== Segment start ==
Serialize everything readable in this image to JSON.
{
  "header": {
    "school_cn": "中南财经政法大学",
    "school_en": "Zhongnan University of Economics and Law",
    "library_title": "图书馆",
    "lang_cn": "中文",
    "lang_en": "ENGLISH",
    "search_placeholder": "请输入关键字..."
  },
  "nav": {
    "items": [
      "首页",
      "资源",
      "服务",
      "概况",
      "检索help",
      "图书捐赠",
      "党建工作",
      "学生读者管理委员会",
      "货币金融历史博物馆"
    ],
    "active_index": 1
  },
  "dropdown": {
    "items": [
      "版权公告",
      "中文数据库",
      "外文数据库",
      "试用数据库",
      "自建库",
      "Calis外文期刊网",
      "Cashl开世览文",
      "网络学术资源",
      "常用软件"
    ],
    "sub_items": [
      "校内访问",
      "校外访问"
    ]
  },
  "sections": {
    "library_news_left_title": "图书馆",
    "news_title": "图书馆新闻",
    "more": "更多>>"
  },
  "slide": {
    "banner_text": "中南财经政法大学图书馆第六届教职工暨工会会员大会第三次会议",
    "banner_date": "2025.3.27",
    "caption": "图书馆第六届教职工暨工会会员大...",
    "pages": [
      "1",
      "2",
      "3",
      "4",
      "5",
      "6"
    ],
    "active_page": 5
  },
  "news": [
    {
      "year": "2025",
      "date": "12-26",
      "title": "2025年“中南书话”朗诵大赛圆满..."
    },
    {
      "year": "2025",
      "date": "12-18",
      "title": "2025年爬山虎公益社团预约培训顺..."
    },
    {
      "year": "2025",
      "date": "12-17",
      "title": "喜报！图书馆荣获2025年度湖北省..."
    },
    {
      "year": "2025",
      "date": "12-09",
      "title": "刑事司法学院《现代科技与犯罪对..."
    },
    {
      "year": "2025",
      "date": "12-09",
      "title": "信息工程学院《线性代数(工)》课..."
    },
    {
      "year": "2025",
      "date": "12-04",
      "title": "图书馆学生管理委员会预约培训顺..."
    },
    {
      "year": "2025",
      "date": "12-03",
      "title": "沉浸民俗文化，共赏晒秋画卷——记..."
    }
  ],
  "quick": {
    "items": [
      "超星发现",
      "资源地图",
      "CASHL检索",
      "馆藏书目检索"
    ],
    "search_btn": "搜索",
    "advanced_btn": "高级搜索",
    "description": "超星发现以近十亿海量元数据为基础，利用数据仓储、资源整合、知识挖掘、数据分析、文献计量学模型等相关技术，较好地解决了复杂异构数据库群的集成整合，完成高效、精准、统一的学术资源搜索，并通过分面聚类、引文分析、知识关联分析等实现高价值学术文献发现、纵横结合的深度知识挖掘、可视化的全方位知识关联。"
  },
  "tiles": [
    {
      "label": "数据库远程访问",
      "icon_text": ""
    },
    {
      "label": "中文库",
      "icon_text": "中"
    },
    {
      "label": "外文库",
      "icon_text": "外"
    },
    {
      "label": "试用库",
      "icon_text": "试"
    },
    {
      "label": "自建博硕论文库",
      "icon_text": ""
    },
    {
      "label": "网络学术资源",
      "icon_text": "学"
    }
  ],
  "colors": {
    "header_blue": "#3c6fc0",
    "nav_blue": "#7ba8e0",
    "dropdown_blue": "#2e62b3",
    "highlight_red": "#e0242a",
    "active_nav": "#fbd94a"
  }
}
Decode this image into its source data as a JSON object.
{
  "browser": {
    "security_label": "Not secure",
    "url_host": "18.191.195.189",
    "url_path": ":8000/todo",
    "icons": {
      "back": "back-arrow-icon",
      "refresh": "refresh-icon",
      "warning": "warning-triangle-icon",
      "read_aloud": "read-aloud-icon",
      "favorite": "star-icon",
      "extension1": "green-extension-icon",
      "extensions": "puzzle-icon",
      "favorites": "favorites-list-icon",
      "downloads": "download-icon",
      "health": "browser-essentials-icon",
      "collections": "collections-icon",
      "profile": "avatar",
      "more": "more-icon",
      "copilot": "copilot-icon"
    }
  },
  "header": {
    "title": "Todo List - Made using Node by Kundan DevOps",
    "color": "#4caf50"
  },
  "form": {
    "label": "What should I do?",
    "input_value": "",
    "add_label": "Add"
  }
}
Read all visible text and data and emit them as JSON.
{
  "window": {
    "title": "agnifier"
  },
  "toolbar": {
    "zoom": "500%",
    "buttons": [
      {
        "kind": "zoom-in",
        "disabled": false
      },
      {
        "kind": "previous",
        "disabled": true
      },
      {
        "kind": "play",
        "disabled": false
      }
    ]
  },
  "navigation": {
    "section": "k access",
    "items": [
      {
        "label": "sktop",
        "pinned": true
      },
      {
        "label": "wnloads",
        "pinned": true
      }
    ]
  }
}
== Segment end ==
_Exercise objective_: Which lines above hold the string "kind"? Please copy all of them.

_Response below_:
        "kind": "zoom-in",
        "kind": "previous",
        "kind": "play",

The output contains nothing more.